Post by: Kalafrana on December 10, 2016, 02:07:39 AM
I can't contribute anything to this discussion, but I'm thoroughly enjoying this flurry of erudition after a long quiet period!

I had never heard of the Lithuanian Tartary. More info please.

Ann
Title: Re: Julia (Lili) Dehn (1885-1963), friend of Empress Alexandra
Post by: Превед on December 10, 2016, 07:43:41 AM
I had never heard of the Lithuanian Tartary. More info please.
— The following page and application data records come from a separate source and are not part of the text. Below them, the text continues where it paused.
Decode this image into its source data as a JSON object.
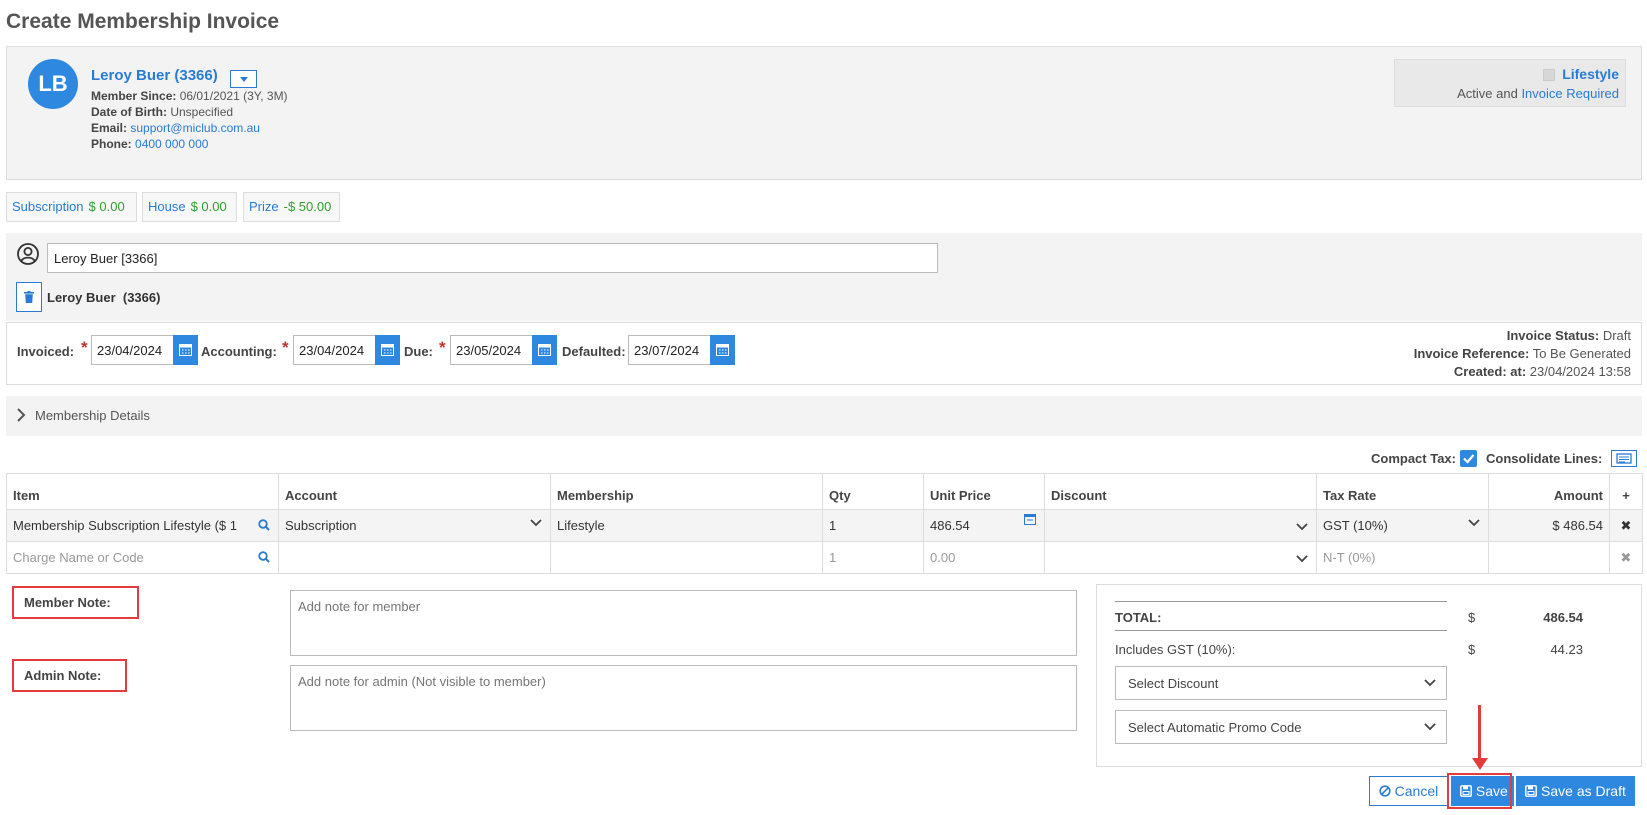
{
  "page": {
    "title": "Create Membership Invoice"
  },
  "member": {
    "initials": "LB",
    "name": "Leroy Buer (3366)",
    "member_since_label": "Member Since:",
    "member_since": "06/01/2021 (3Y, 3M)",
    "dob_label": "Date of Birth:",
    "dob": "Unspecified",
    "email_label": "Email:",
    "email": "support@miclub.com.au",
    "phone_label": "Phone:",
    "phone": "0400 000 000"
  },
  "membership_badge": {
    "name": "Lifestyle",
    "status_prefix": "Active and",
    "status_link": "Invoice Required"
  },
  "balances": [
    {
      "label": "Subscription",
      "value": "$ 0.00"
    },
    {
      "label": "House",
      "value": "$ 0.00"
    },
    {
      "label": "Prize",
      "value": "-$ 50.00"
    }
  ],
  "member_select": {
    "input_value": "Leroy Buer [3366]",
    "selected_name": "Leroy Buer",
    "selected_id": "(3366)"
  },
  "dates": {
    "invoiced_label": "Invoiced:",
    "invoiced": "23/04/2024",
    "accounting_label": "Accounting:",
    "accounting": "23/04/2024",
    "due_label": "Due:",
    "due": "23/05/2024",
    "defaulted_label": "Defaulted:",
    "defaulted": "23/07/2024",
    "required_mark": "*"
  },
  "invoice_meta": {
    "status_label": "Invoice Status:",
    "status": "Draft",
    "reference_label": "Invoice Reference:",
    "reference": "To Be Generated",
    "created_label": "Created:  at:",
    "created": "23/04/2024 13:58"
  },
  "membership_details": {
    "label": "Membership Details"
  },
  "options": {
    "compact_tax_label": "Compact Tax:",
    "consolidate_label": "Consolidate Lines:"
  },
  "table": {
    "headers": [
      "Item",
      "Account",
      "Membership",
      "Qty",
      "Unit Price",
      "Discount",
      "Tax Rate",
      "Amount"
    ],
    "rows": [
      {
        "item": "Membership Subscription Lifestyle ($ 1",
        "account": "Subscription",
        "membership": "Lifestyle",
        "qty": "1",
        "unit_price": "486.54",
        "discount": "",
        "tax_rate": "GST (10%)",
        "amount": "$ 486.54"
      },
      {
        "item": "Charge Name or Code",
        "account": "",
        "membership": "",
        "qty": "1",
        "unit_price": "0.00",
        "discount": "",
        "tax_rate": "N-T (0%)",
        "amount": ""
      }
    ]
  },
  "notes": {
    "member_label": "Member Note:",
    "member_placeholder": "Add note for member",
    "admin_label": "Admin Note:",
    "admin_placeholder": "Add note for admin (Not visible to member)"
  },
  "totals": {
    "total_label": "TOTAL:",
    "currency": "$",
    "total": "486.54",
    "gst_label": "Includes GST (10%):",
    "gst": "44.23",
    "discount_select": "Select Discount",
    "promo_select": "Select Automatic Promo Code"
  },
  "buttons": {
    "cancel": "Cancel",
    "save": "Save",
    "save_draft": "Save as Draft"
  },
  "colors": {
    "accent": "#2f88e0",
    "link": "#2a7bd4",
    "positive": "#2ea12e",
    "highlight": "#e43c3c"
  }
}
My knowledge of this subject is very limited and I can only redirect to you to https://en.wikipedia.org/wiki/Lipka_Tatars (https://en.wikipedia.org/wiki/Lipka_Tatars). The Muslim Tartar aspect is another fascinating aspect of the often ignored Polish-Lithuanian Commonwealth, which is rather extraordinary in having had pagans, Roman Catholics, Eastern Orthodox, Eastern Catholics Lutherans, Calvinists, Jews and Muslims living side by side in relative harmony.

BTW the whole lax attitude to religions denominations makes me smilingly think of this boisterous blasphemic German drinking folk song I recently came across: https://www.youtube.com/watch?v=IfuQX-CaQg8 (https://www.youtube.com/watch?v=IfuQX-CaQg8), whose main theme is: Who would want to be the Pope swimming in indulgence money drinking the best wine when one cannot carouse with the fair sex, and who would want to be the mighty Sultan living in a harem / brothel and abstain from drinking wine as prescribed by the Quran. Much better to be half Pope and half Sultan and drink wine with beautiful women.... :-)